(THE INPUT)
:::::

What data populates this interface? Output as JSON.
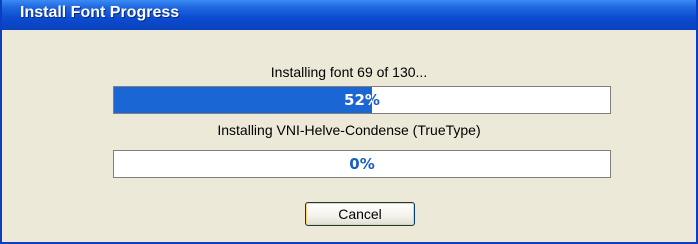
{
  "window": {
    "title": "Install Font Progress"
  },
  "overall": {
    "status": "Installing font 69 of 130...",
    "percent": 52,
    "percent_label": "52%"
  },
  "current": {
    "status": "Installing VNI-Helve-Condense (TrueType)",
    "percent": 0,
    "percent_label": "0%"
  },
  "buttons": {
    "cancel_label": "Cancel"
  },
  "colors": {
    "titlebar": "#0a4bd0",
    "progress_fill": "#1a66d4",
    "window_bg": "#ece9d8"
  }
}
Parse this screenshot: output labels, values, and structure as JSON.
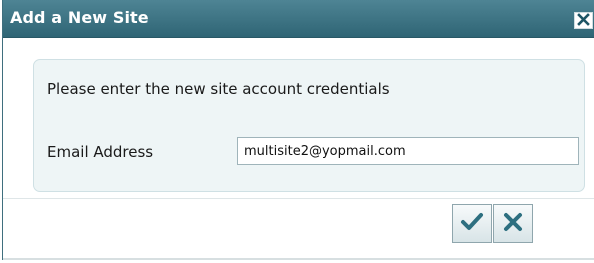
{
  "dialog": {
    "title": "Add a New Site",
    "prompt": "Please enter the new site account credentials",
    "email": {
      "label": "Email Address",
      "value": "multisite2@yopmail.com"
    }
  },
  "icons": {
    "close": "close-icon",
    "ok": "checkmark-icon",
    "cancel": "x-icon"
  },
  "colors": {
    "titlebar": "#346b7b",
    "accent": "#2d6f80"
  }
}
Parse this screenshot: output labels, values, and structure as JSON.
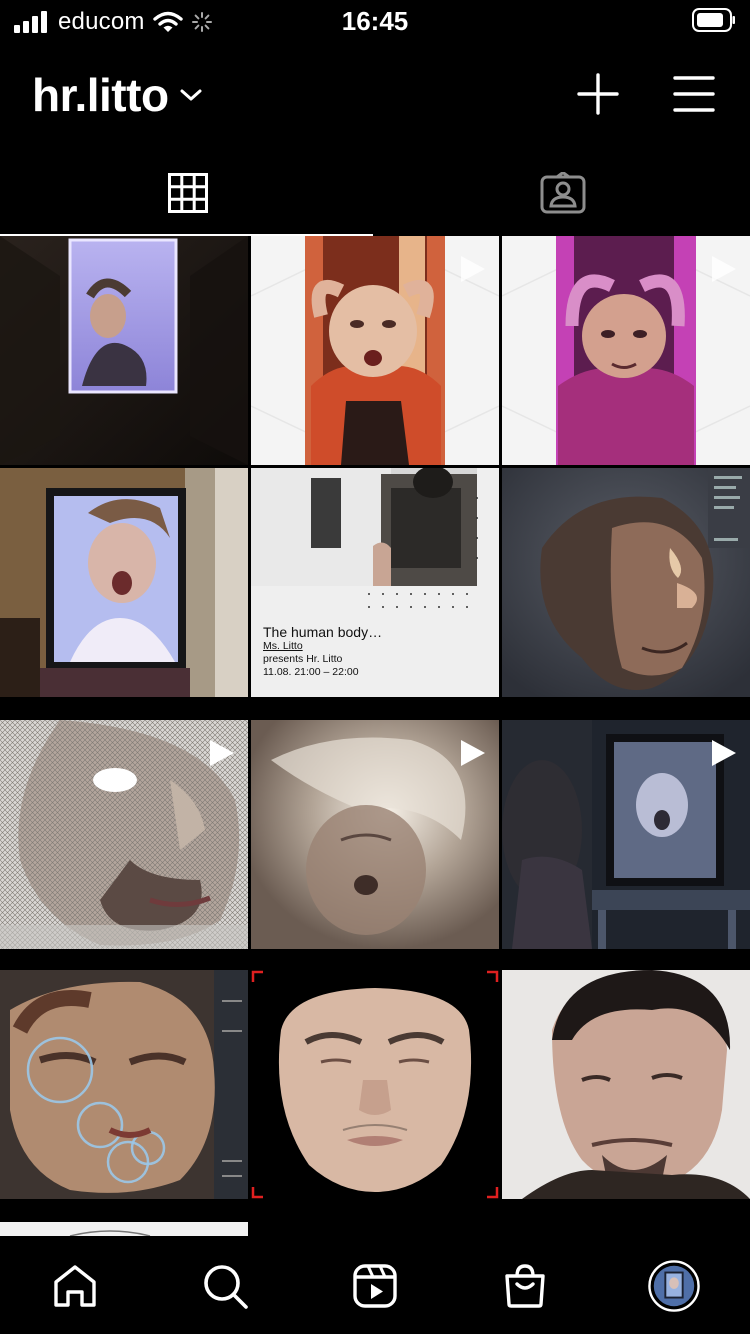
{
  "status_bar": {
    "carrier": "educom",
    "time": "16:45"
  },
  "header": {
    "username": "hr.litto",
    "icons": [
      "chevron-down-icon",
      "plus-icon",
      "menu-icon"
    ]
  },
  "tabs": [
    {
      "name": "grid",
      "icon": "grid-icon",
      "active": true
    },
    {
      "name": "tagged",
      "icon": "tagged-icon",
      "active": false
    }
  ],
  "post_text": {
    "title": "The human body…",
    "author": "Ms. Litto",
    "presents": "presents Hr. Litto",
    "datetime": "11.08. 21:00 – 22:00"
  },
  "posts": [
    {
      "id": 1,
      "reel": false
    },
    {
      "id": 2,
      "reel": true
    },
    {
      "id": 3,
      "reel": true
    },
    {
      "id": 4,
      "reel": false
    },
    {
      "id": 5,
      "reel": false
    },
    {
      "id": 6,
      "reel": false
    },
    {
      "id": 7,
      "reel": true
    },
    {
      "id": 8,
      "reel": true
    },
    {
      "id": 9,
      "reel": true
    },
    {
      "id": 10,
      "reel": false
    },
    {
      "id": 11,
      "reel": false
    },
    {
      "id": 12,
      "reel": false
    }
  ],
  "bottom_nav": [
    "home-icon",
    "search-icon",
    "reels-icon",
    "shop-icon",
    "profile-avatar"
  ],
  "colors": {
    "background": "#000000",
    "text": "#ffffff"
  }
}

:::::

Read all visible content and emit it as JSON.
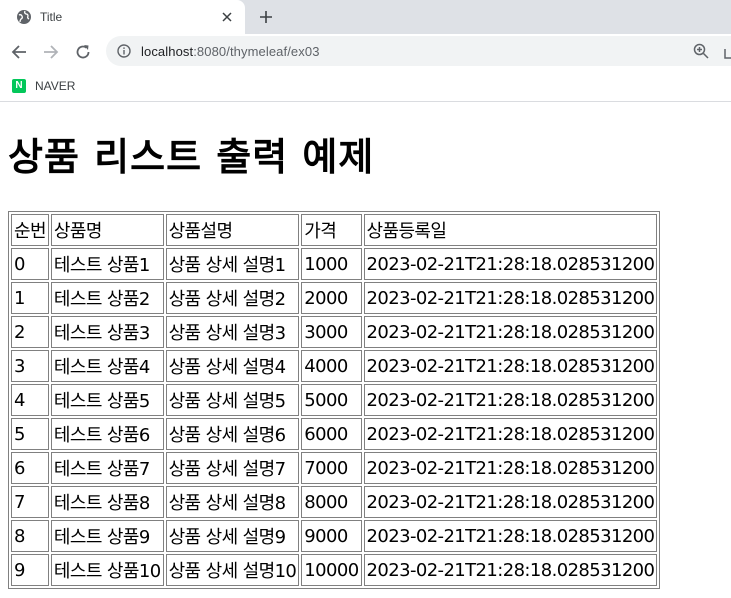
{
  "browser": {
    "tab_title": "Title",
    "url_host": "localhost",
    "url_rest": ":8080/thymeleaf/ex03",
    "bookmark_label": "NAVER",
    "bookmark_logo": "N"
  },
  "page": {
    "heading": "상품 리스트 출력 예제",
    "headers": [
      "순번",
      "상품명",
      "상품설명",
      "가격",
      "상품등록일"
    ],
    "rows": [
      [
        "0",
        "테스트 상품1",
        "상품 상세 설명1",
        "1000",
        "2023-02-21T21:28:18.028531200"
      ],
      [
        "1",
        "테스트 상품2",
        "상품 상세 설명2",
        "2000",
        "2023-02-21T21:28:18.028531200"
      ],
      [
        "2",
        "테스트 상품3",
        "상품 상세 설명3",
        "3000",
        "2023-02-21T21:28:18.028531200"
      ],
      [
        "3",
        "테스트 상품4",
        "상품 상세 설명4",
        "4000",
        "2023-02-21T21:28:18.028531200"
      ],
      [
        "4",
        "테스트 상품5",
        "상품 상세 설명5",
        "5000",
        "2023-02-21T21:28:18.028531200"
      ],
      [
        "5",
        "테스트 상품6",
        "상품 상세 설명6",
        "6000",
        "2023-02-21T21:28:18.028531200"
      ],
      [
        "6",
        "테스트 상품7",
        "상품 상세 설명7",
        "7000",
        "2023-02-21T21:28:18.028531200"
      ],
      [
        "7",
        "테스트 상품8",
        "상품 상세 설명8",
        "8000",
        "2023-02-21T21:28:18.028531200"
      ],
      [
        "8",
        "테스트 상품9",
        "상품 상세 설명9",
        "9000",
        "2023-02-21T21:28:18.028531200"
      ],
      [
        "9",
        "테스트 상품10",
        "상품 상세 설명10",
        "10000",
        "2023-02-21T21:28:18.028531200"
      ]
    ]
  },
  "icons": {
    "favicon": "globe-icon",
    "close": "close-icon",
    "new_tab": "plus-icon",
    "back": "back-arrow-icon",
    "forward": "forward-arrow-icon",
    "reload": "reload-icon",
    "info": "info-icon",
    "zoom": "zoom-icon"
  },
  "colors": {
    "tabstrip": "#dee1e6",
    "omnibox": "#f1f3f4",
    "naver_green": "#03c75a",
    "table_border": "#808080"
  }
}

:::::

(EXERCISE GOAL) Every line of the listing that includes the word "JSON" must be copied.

(ANSWER TO THIS EXERCISE)
What data populates this interface? Output as JSON.
Parse this screenshot: output labels, values, and structure as JSON.
Parse this screenshot: output labels, values, and structure as JSON.
Read all visible content and emit it as JSON.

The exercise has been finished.